SUPPORT THIS SITE
Use Our Affiliate Links, So We Get Credit For Your Purchase
PRINCETON REVIEW |
KAPLAN MCAT COURSES

Getting the most of gap years in your medical schooling

Home » Med School Admissions » Getting the most of gap years in your medical schooling

Getting the most of gap years in your medical schooling

How do med students go about getting the most of gap years? If you’re considering a gap year before applying for medical school, you gotta make it count. You’ll need to spend your time filling any holes in your application. Here are some solid gap year ideas to get you going…

Use gap year to volunteer in medical settings

This falls under “extracurriculars” in your med school application, and is best if you have 100’s of hours of it. Getting the most of gap years means keeping close records of the hours you spend for inclusion in your application. This includes clinics, physician’s offices, hospitals, hospice, even a PA or PT office. The contacts you make here may be golden for your letters of recommendation (LORs). Paid experience is also valuable.

gap year ideas | pre-med gap year | gap year good idea | premedfaq

Do post-bacc work or a SMP during gap years to boost GPA on med school application

There are lots of post-bacc programs out there—one and two year—where you can load up on valuable higher level science classes. Another option for getting the most of gap years is a special master’s program (SMP; usually only one year) that focuses on the sciences. This is a good way to boost your GPA since it may even overlap some medical school classes, and in the case of some programs, can give you a leg up on getting into a particular school. You’ll be meeting valuable contacts who may be willing to write you a LOR at the end of your experience.

Get shadowing experience during gap year with variety of physicians

If you didn’t have the time during undergrad to fully flesh out your interest in a future specialty, you’re not alone. Shadowing is a great way for getting the most of gap years and at the same time, getting a feel for different types of medical practices and specialties. Use any contacts you may have—from professors to parents—to arrange shadowing opportunities. I’d recommend a minimum of five specialties, and a total of 50-100 total hours. Keep good records here for your med school application.

Use your gap year to get research on your resume

One of ways of getting the most of gap years is participating in medical-related research. If you’re located near a university, check with your science profs and offer to volunteer on a research project. Most universities have plenty going on in this arena. Lots of opportunities only require a few hours a week, but the consistency of working on one project (especially if it’s published at the end) for a full year will give you great experience with potentially direct application to your future in medicine. As with previous recommendations, this one will also likely yield great results as you’re seeking LOR writers who know you well.

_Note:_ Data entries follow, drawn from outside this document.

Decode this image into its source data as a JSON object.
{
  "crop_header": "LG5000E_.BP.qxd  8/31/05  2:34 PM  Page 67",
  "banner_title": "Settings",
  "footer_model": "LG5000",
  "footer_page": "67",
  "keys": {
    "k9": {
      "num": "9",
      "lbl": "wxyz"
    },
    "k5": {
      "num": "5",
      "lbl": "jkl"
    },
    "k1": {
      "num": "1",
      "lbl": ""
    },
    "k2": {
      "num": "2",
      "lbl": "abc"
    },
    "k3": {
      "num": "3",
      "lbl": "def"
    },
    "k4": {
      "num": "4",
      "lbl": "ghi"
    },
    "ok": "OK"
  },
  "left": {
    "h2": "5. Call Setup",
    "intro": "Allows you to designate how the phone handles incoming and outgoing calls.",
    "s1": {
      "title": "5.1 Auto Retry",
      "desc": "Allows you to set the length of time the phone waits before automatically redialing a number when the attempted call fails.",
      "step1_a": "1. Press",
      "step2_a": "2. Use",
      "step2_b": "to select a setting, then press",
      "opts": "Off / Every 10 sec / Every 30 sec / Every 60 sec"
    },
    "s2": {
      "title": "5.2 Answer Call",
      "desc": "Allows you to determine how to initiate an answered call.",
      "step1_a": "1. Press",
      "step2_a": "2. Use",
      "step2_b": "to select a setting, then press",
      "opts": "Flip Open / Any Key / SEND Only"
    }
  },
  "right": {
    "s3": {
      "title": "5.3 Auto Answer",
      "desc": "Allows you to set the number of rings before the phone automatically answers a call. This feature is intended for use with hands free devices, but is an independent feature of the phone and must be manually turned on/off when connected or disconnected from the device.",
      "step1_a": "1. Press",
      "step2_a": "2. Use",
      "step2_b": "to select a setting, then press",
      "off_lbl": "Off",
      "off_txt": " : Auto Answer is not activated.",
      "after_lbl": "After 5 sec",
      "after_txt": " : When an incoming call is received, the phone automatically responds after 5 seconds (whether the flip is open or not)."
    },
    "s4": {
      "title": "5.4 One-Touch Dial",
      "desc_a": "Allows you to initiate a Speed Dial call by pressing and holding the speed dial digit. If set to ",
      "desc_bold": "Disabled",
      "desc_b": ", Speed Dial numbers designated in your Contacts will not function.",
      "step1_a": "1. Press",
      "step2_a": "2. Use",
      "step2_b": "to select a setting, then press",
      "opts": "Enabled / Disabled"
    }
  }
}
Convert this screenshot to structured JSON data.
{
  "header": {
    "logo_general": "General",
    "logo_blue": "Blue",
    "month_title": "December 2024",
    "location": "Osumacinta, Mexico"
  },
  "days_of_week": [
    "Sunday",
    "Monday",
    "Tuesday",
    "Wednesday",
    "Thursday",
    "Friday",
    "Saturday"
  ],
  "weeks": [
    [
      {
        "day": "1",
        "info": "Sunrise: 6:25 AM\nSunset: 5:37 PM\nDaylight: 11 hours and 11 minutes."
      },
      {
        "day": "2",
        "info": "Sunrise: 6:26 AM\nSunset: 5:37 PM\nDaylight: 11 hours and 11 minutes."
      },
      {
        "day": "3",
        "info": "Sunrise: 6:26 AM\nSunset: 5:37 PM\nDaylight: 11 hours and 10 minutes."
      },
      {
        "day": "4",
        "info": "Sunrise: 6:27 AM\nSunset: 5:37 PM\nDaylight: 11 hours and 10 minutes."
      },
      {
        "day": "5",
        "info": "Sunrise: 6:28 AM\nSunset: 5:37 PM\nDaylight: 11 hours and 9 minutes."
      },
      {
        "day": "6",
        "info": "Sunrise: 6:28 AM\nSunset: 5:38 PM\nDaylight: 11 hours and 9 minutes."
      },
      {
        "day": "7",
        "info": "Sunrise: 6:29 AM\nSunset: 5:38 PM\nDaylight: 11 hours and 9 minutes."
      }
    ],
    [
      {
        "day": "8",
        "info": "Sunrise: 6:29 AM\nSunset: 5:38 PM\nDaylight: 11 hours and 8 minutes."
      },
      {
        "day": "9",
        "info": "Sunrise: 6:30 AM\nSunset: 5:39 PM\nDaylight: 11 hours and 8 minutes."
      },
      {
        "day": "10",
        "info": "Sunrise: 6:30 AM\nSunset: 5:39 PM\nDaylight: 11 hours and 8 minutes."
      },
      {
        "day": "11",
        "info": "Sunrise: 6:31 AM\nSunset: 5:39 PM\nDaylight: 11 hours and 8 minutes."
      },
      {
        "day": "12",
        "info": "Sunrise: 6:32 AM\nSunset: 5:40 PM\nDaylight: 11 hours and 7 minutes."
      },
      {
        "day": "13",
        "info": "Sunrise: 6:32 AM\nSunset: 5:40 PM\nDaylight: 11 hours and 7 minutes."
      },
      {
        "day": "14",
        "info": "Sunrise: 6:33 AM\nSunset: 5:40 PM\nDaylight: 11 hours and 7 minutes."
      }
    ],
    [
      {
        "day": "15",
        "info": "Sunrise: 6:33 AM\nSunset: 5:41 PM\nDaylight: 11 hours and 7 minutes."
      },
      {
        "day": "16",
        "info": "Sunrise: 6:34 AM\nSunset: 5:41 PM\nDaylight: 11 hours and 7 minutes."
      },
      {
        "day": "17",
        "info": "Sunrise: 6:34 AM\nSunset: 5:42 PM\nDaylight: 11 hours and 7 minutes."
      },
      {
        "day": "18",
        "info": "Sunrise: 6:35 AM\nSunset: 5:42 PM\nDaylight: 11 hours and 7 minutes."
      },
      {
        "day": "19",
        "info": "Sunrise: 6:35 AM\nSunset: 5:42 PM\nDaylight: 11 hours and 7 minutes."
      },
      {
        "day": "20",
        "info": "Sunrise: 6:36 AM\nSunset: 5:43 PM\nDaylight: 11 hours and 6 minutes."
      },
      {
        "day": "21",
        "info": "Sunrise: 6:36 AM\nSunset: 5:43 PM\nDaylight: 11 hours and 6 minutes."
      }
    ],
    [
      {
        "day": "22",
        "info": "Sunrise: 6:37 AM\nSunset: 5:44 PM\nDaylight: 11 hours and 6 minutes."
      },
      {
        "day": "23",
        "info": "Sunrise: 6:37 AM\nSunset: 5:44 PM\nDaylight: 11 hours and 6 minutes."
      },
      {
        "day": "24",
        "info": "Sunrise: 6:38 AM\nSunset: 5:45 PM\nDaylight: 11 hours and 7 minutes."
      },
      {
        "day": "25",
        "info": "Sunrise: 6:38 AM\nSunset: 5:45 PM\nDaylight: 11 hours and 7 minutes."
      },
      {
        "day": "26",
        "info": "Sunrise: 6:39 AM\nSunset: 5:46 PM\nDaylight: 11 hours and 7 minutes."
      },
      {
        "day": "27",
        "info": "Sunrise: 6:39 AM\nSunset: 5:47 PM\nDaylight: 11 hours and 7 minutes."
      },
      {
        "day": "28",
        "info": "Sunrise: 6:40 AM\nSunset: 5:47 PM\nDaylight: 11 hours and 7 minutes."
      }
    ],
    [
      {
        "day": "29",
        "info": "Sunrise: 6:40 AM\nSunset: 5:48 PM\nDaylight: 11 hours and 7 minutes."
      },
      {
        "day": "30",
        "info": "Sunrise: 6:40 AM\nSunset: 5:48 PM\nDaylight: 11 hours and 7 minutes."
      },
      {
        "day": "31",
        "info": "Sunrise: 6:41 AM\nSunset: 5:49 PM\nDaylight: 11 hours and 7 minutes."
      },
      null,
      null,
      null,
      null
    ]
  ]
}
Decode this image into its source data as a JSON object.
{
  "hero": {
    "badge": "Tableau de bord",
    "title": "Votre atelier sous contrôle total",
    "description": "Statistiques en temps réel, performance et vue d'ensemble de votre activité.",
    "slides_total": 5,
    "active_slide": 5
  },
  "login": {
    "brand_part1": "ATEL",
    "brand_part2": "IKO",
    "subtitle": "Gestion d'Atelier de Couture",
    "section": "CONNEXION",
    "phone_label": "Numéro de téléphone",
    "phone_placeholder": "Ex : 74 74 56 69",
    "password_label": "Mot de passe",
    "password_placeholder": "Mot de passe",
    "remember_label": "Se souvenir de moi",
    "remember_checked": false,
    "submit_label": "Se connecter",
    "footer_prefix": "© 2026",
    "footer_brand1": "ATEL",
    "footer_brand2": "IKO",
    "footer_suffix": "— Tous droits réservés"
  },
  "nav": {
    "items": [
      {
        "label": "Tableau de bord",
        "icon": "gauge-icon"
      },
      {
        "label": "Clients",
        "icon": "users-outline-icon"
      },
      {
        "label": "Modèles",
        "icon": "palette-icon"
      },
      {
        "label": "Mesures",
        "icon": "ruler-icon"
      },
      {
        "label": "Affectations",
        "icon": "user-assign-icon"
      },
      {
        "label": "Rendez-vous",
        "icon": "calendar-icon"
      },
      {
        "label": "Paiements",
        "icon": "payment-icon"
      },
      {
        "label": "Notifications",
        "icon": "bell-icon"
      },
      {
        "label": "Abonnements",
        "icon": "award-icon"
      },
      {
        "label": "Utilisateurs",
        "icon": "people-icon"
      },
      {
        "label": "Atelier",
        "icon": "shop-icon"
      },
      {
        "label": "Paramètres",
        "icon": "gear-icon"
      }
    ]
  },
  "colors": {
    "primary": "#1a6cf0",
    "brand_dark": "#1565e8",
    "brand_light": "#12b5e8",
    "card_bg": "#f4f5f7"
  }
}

Get a MPH degree during 1-2 gap years

If you have the interest, getting a MPH degree prior to medical school will give you special knowledge and skills in health policy and management, epidemiology, global health, infectious disease, environmental health and public health laws. This makes you a great candidate for jobs in public health and policy, as well as residencies with greater emphasis on research and public health. Again, the work you do here will give you great contacts to write your LORs and be a valuable way for getting the most of gap years.

Use gap year to study for the MCAT

Having ample time for study is the only way to truly prepare for the MCAT. If you were too overwhelmed to study during school, or could only fit it in at the end of your senior year, a gap year could be a great benefit. Allowing a more single-minded focus should help you get the score you want and need.

Get a little R&R during your gap year!

Among all the ideas for getting the most of gap years mentioned here, this could prepare you almost as well as the other activities for the grueling years ahead. It’s probably one of your last opportunities to do some unencumbered travel and indulging in a restorative hobby. While interviewing, you don’t necessarily need to focus on your time in the Caribbean, but instead take the time to explain that you took the year off to prepare (academically, experience-wise, financially, etc.) for the rigors of medical school.

In addition to these gap year ideas, check out our quick answer to the question: “Is a gap year a good idea?” here.

Or check out these other posts:

Do DOs make as much money as MDs?

Will disastrous freshman grades keep me from medical school?

When should I apply to medical school?

Best MCAT study tips

 

By | 2018-04-18T21:29:10+00:00 March 12th, 2018|AMCAS Application|0 Comments

About the Author:

Editor, writer, consultant, with special emphasis on education and nonprofit industries. I've helped many a pre-med through the treacherous waters on their way to their ultimate destination of MD. I have three awesome kids (one in med school) and a sweet hubby who supports all my efforts!

Leave A Comment